Our Flag Means Death Review: This Pirate Comedy Doesn't Walk The Plank, But Doesn't Find Buried Treasure, Either

In "Our Flag Means Death," we're transported back to the days when pirates roamed the seas, where a gentleman born into wealth named Stede Bonnet (Rhys Darby) flees his wife and children to pursue his dream of becoming as renowned as the pirate Blackbeard. The show is ostensibly based on the real-life Bonnet, reimagined as a comedy; a take on "The Office" if Michael Scott's employees complained about not murdering too infrequently. 

Created by David Jenkins, who also created the TBS sci-fi comedy "People of Earth," "Our Flag Means Death" has another big name attached: Taika Waititi. Waititi not only executive produces and directs the pilot of "Our Flag Means Death" — he also plays the infamous Blackbeard, who takes an interest in Bonnet and becomes more than just a cameo role in the series. Given Waititi is attached to the series, it's not surprising to say the show is funny. But "Our Flag Means Death" is not simply the pirate version of "The Office" or "What We Do In The Shadows" — in its best moments it also provides comedic commentary on the inequities of the time.

"Our Flag Means Death," sadly, is also not as funny as the aforementioned shows. That's not to say there aren't plenty of laughs — it's funnier than a lot of comedies out there right now — but it doesn't meet the admittedly very high bar of "Shadows." Waititi's Blackbeard is also not Waititi at his best — he plays the part of the ruthless pirate adequately, but the portrayal is uninspired and doesn't hold a torch to his performances in other works, such as playing Hitler in "Jojo Rabbit" or even the laidback Korg in the MCU.

A strong ensemble cast

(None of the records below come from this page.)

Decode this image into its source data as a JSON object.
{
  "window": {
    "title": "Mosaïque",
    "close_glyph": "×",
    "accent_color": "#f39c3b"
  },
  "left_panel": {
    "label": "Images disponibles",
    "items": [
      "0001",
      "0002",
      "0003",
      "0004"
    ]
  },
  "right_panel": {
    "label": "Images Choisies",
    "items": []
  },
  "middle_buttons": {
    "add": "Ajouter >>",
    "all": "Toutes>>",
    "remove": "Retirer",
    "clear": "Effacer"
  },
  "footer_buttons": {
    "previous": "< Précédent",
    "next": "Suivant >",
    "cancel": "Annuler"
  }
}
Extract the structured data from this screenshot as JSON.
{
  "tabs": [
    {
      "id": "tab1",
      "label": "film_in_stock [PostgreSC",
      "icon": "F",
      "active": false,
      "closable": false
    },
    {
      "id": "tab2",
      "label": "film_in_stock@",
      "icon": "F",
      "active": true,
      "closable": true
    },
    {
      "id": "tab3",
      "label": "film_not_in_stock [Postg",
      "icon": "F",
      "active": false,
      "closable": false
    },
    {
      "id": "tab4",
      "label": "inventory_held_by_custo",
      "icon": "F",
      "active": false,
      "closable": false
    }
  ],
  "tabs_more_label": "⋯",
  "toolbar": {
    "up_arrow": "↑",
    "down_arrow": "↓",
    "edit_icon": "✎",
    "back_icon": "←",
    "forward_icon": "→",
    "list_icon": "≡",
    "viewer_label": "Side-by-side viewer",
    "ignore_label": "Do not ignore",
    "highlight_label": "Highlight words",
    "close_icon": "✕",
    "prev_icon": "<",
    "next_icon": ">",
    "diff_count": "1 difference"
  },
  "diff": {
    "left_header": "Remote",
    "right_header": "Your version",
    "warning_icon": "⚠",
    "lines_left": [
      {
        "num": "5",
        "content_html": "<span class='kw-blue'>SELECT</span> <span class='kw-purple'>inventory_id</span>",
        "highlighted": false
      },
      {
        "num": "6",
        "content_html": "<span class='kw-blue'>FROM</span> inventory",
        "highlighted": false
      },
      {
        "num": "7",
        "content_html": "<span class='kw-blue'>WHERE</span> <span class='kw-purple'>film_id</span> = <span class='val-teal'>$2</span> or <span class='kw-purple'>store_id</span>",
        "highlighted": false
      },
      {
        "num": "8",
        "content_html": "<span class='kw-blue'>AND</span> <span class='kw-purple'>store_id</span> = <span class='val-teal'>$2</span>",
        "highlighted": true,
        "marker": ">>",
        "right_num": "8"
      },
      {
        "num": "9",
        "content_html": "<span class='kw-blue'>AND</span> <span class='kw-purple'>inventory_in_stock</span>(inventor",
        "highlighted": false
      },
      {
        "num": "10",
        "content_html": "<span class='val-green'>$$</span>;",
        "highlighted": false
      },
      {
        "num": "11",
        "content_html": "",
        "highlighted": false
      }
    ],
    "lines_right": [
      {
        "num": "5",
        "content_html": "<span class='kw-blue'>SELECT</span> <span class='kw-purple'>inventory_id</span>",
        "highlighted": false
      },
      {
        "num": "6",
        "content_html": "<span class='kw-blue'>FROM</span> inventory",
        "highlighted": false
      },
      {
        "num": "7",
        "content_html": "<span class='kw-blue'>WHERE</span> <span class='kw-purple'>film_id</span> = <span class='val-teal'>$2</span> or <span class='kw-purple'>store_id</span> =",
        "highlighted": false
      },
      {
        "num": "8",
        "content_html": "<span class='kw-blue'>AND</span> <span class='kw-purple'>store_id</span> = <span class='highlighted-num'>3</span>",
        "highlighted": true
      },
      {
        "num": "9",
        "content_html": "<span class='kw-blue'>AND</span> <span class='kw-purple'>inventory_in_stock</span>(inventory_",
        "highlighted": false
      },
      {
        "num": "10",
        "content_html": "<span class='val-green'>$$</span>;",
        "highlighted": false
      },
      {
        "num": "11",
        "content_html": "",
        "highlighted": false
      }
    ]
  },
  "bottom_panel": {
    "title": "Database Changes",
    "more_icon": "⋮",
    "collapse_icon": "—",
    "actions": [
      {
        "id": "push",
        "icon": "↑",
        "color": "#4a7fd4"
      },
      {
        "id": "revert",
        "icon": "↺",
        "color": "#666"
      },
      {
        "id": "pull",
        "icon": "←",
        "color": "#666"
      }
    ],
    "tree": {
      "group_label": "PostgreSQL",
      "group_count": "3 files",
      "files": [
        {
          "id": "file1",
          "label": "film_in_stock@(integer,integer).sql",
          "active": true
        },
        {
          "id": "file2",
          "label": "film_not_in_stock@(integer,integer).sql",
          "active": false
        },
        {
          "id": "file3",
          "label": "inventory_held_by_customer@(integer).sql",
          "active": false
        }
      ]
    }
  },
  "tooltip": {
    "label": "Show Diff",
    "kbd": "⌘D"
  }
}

Many of the other performances, however, are inspired. Darby captures Stede's earnestness and vulnerability with comedic flourish, and the actors who play Stede's crew members excellently portray their characters' own idiosyncrasies, with some characters like Joel Fry's Frenchie and Nathan Foad's Lucius deserving an extra callout for bringing their pirating counterparts to hilarious yet heartfelt life. The show is also uplifted by Fred Armisen and Leslie Jones delivering their comedic style with swashbuckling flair to smaller roles (small, at least, for the first five episodes).

The show works best when it plays off how the pirate life was an egalitarian refuge of the time — in an era of rampant slavery, everyone in the piracy world is treated the same, whether they're Black, queer, or female. Stede, who was of the gentleman class before pursuing his pirate aspirations, appears to not have embraced the classism/racism/misogyny of the world he grew up in, at least in part because he was always ostracized in that world. Instead, Stede aims to create his own world, one based on the romanticism of the pirate life but also one that includes telling stories to the crew at bedtime and minimal murdering. 

The show's sharpest moments are when Stede and his crew are thrust into dealings with the so-called gentlemanly class, who are portrayed as bullying buffoons and/or sadistic a-holes. This dynamic is the most interesting (and funniest) part of the series. In later episodes, some of this focus falls to the wayside to spend time on Blackbeard having what one would today call a mid-life crisis. I hope later episodes in the season focuses more on the former, however, as that made for more compelling — and humorous — watching.

"Our Flag Means Death" premieres on HBO Max on March 3, 2022. It continues with three episodes March 10, 2022, two episodes on March 17, 2022, and concludes with two episodes on March 24.